It was one of Arizona's most notorious murder cases: the executions of nine people, including six monks, at a suburban Phoenix Buddhist temple. Two men were imprisoned for life in the 1991 killing but in 2011, an appeals court overturned the conviction of Johnathan Doody, ruling that investigators improperly obtained his confession. After two more trials, the first of which ended in a mistrial, the victims' families finally got what they had hoped for yesterday when Doody was once again convicted of nine counts of first-degree murder and 11 armed robbery and burglary charges.

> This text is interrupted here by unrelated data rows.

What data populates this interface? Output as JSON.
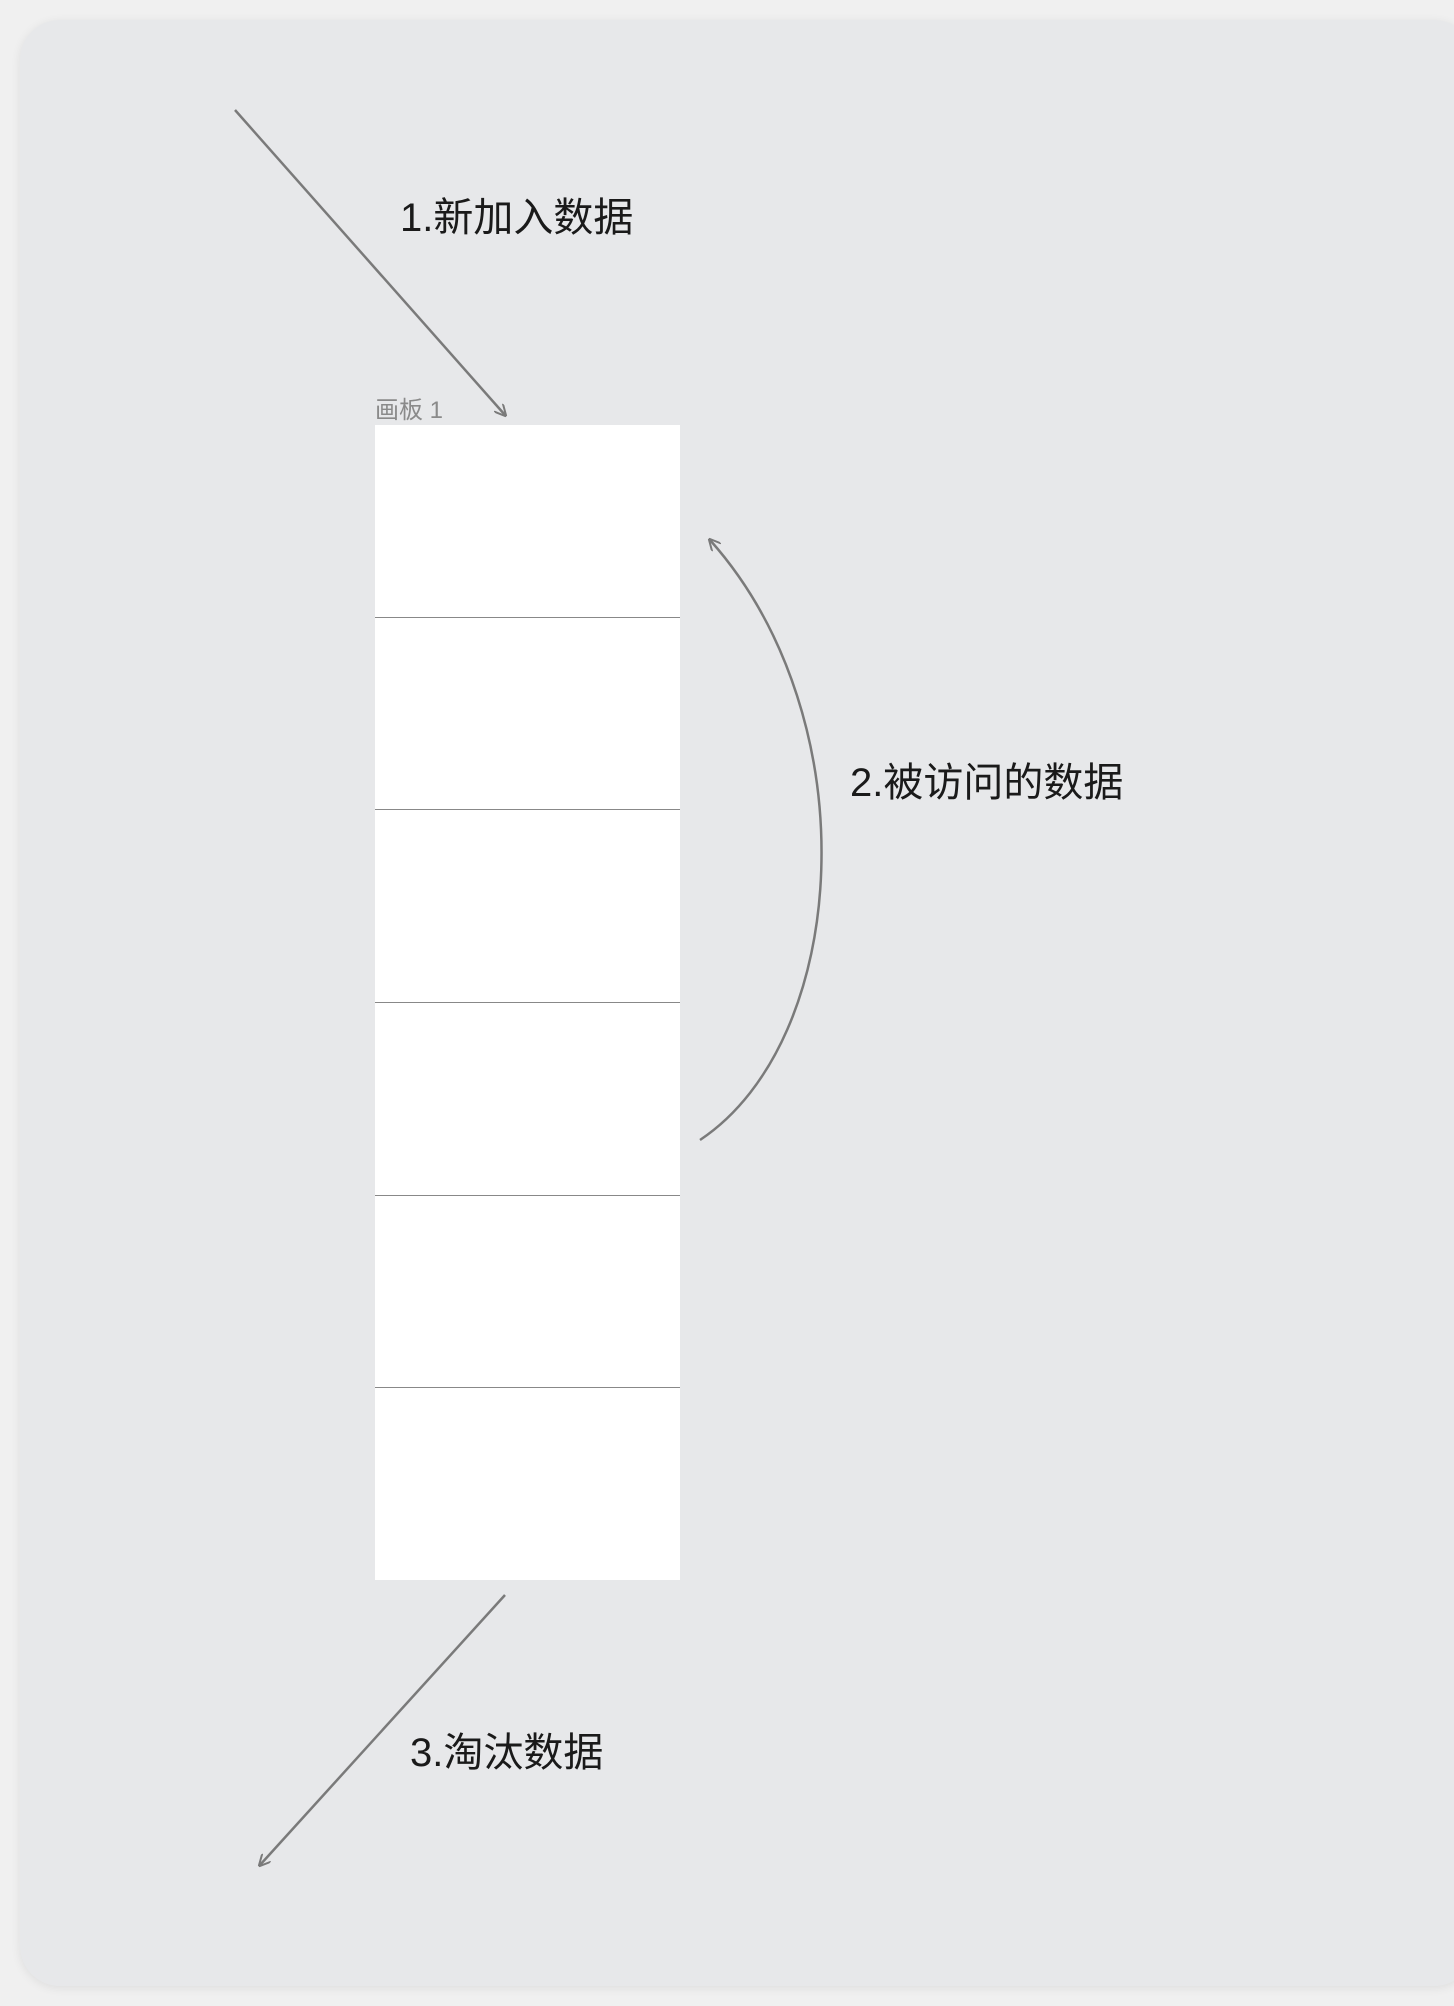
{
  "artboard_label": "画板 1",
  "labels": {
    "new_data": "1.新加入数据",
    "accessed_data": "2.被访问的数据",
    "evicted_data": "3.淘汰数据"
  },
  "stack": {
    "cells": 6
  },
  "colors": {
    "canvas_bg": "#e7e8ea",
    "cell_bg": "#ffffff",
    "cell_border": "#888888",
    "text": "#1a1a1a",
    "arrow": "#7a7a7a",
    "label_muted": "#8a8a8a"
  }
}
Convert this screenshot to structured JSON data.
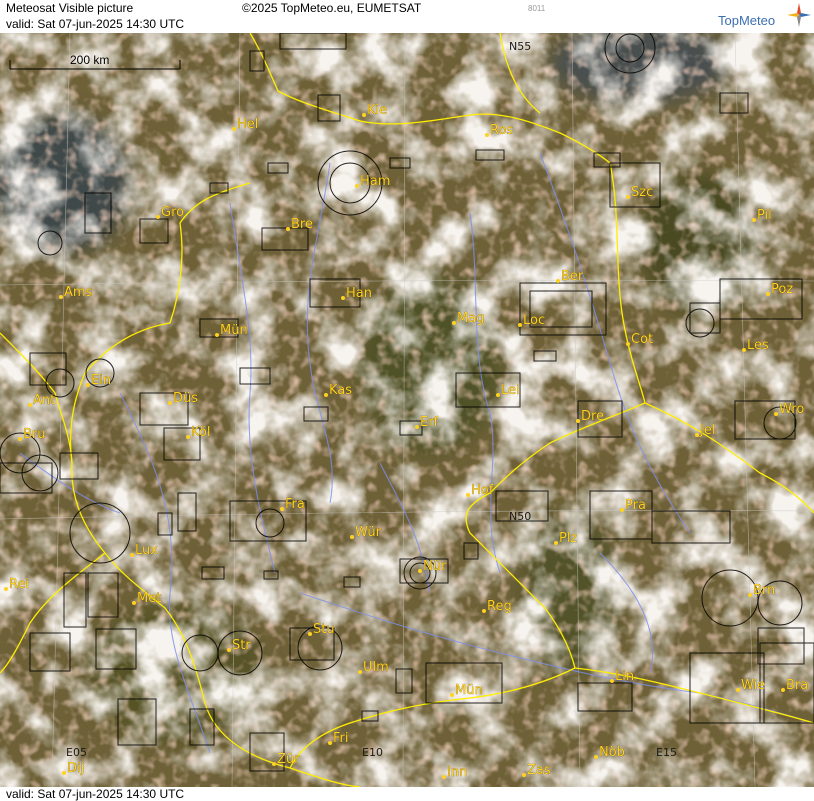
{
  "header": {
    "title": "Meteosat Visible picture",
    "valid": "valid:  Sat  07-jun-2025  14:30 UTC",
    "copyright": "©2025 TopMeteo.eu, EUMETSAT",
    "code": "8011",
    "brand": "TopMeteo",
    "logo_icon": "compass-star-icon"
  },
  "footer": {
    "valid": "valid:  Sat  07-jun-2025  14:30 UTC"
  },
  "scale_bar": {
    "label": "200 km"
  },
  "grid_labels": [
    {
      "text": "N55"
    },
    {
      "text": "N50"
    },
    {
      "text": "E05"
    },
    {
      "text": "E10"
    },
    {
      "text": "E15"
    }
  ],
  "cities": [
    {
      "name": "Hel"
    },
    {
      "name": "Kie"
    },
    {
      "name": "Ros"
    },
    {
      "name": "Ham"
    },
    {
      "name": "Szc"
    },
    {
      "name": "Gro"
    },
    {
      "name": "Bre"
    },
    {
      "name": "Pil"
    },
    {
      "name": "Ams"
    },
    {
      "name": "Han"
    },
    {
      "name": "Ber"
    },
    {
      "name": "Poz"
    },
    {
      "name": "Mün"
    },
    {
      "name": "Mag"
    },
    {
      "name": "Loc"
    },
    {
      "name": "Cot"
    },
    {
      "name": "Les"
    },
    {
      "name": "Ein"
    },
    {
      "name": "Kas"
    },
    {
      "name": "Lei"
    },
    {
      "name": "Ant"
    },
    {
      "name": "Düs"
    },
    {
      "name": "Dre"
    },
    {
      "name": "Wro"
    },
    {
      "name": "Bru"
    },
    {
      "name": "Köl"
    },
    {
      "name": "Erf"
    },
    {
      "name": "Jel"
    },
    {
      "name": "Hof"
    },
    {
      "name": "Fra"
    },
    {
      "name": "Pra"
    },
    {
      "name": "Wür"
    },
    {
      "name": "Plz"
    },
    {
      "name": "Lux"
    },
    {
      "name": "Nür"
    },
    {
      "name": "Rei"
    },
    {
      "name": "Met"
    },
    {
      "name": "Reg"
    },
    {
      "name": "Brn"
    },
    {
      "name": "Stu"
    },
    {
      "name": "Str"
    },
    {
      "name": "Ulm"
    },
    {
      "name": "Mün"
    },
    {
      "name": "Lin"
    },
    {
      "name": "Wie"
    },
    {
      "name": "Bra"
    },
    {
      "name": "Fri"
    },
    {
      "name": "Nöb"
    },
    {
      "name": "Dij"
    },
    {
      "name": "Zür"
    },
    {
      "name": "Inn"
    },
    {
      "name": "Zas"
    }
  ],
  "colors": {
    "city_label": "#ffd21f",
    "border": "#ffee00",
    "river": "#7d8ff0",
    "grid": "#c8c8c8",
    "restricted_zone": "#000000",
    "brand": "#3a6fb0"
  }
}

Doody, who will face multiple life sentences when he is sentenced next month, was 17 when he was accused of participating in the slayings at the Wat Promkunaram temple. He has steadfastly maintained his innocence. The accomplice serving life in prison told jurors how the crime was Doody's idea, aimed at stealing about $2,600 cash and valuables from the monks. He says he tried to persuade him not to kill the victims after the robbery, but Doody was determined to leave behind no witnesses. (Read more massacre stories.)